Lincoln and these three words may provide some kind of a response to that question. Lincoln was trying to unite a divided nation by taking the nation back to the roots of what it meant to be a nation. He did that in this world-renowned speech in the last sentence of a 275-word address, written on his short train ride to a still bloody battlefield — only four and a half months had elapsed — from our nation’s capital.

His speech summed up what government means: of the people, by the people, and for the people. All three of those phrases are interconnected with each other and can serve as a reminder to all of us who is the government; no matter what we think of the current system and those serving in it. Remember, that in 1863 neither President Lincoln or Jefferson Davis, president of the Confederate States, were polling that great with their respective citizens; in other words they had plenty of dissenters.

“Of the people” refers to who the government is. The government of our nation or state is not in Washington, D.C. or in Oympia, but resides with “we the people.” That is an ideal that we should never forget no matter how alienated or angry we are with government and those in it.

“By the people” means that “we, the people” select or vote on who our elected representatives are. That is why the right to vote and our voting systems are so fundamental to government and who our elected officials are, and the means by which to change who that person is, the electoral process. Indeed, Washington state along with many other states have an initiative and referendum process where “we, the people” can even create and overturn laws. “By the people” is our direct way to engage in determining what our laws will or won’t be and who writes them and votes on them.

“For the people” refers to the purpose of government, which should always be “for the people.” Yes, we know well the historic and huge imperfections of the systems and its many departments within our federal, state and local levels. But we also need to stop and remember the many benefits that government provides for “we, the people”; yes, our tax dollars at work. Even in the midst of the great divisions we have we can still make the changes we want to see from the most local of changes at the city, county, and school district levels to our state Leegislature, to who serves in Congress and the White House.

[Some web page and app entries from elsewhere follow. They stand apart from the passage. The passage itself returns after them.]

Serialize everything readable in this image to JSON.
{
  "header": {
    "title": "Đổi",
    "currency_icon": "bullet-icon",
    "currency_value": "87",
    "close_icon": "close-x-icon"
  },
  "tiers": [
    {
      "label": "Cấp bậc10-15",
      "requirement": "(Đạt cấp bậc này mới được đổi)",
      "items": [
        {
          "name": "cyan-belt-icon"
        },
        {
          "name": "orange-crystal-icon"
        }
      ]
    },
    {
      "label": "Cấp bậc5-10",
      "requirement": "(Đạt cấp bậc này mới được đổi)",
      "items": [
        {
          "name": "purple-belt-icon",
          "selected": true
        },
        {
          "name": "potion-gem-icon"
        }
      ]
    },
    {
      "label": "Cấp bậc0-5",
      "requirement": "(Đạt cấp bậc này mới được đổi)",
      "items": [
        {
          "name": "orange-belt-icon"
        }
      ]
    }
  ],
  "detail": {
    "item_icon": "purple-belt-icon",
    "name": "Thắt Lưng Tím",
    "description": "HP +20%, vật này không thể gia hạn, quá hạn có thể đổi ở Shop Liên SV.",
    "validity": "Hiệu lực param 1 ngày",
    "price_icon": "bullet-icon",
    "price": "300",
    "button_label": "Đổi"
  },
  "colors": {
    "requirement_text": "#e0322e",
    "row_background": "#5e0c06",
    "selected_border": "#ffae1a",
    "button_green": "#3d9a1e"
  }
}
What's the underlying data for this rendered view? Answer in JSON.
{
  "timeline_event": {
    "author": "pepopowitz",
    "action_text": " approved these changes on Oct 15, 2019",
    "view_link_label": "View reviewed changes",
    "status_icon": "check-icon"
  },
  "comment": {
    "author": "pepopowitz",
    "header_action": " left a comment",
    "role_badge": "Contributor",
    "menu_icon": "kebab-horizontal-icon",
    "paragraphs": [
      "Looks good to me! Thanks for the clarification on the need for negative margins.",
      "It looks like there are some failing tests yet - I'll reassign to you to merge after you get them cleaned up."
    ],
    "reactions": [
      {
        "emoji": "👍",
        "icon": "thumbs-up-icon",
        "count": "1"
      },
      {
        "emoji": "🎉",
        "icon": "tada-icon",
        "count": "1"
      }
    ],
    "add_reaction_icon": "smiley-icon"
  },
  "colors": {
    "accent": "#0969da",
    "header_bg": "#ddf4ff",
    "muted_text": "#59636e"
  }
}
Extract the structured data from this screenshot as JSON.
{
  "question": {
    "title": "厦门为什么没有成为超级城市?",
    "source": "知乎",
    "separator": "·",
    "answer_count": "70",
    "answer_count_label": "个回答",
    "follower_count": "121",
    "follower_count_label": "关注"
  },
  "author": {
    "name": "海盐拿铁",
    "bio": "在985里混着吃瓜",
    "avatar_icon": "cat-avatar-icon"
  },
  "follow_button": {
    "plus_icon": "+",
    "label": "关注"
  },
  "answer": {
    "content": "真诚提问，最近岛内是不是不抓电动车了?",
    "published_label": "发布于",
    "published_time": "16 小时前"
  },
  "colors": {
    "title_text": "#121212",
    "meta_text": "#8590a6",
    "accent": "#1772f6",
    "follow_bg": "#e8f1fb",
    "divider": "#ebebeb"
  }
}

Government will be what “we, the people” determine it to be. Oh yes, as a 20-year plus lobbyist, I am well aware of the many forces and the high-stakes financing behind so many of our races and elections. However, we cannot and must not succumb to our fears and self interests, which continue to contribute to not bridging our great divides.

As Lincoln said we must always seek the “better angels” within ourselves and within our communities to ensure the government remains “of, by and for the people.”

Paul Benz is a long-time faith leader and is co-director for policy at Faith Action Network, a statewide interfaith social justice advocacy organization. He has lived in south Everett for more than 20 years and in Washington state for 34 years.

Talk to us

More in Opinion

Editorial cartoons for Sunday, Dec. 5

A sketchy look at the news of the day.… Continue reading

A Swift bus and an Everett Transit bus travel north on Rucker Avenue on Saturday in Everett. (Sue Misao / The Herald)
Editorial: Help pick a route for Everett’s transit future

A joint study will gather information on whether to combine Everett Transit and Community Transit.

A map of the news deserts of the United States. White dots indicate daily newspapers; darker areas show the counties with the fewest — or no — daily newspapers; lighter areas show areas with more local news sources. (Washington Post)
Comment: When newspapers fold, no news is bad news

Communities without a local source of news see reduced civic engagement and election participation.

Comment: Biden has chance to deescalate threat of nuclear war

The president should work to de-emphasize nuclear weapons as part of defense and diplomatic policy.

Comment: Adoption isn’t easy alternative to abortion some say

Giving up a child is often a coercive choice and can lead to trauma and a sense of loss.

There’s no ‘right’ to cheap gas; it’s how market works

Americans, nowadays, appear to be very worried about many of their “rights.”… Continue reading

Climate Pledge Arena’s new name is significant

The hate-side of my love-hate relationship with Amazon grew from Amazon torpedoing… Continue reading

Editorial cartoons for Saturday, Dec. 4

A sketchy look at the news of the day.… Continue reading

Robert J. Sutherland (Washington State House Republicans)
Editorial: State House covid rules won’t exclude GOP lawmakers

A requirement for vaccination only means those unvaccinated will have to attend sessions remotely.

Most Read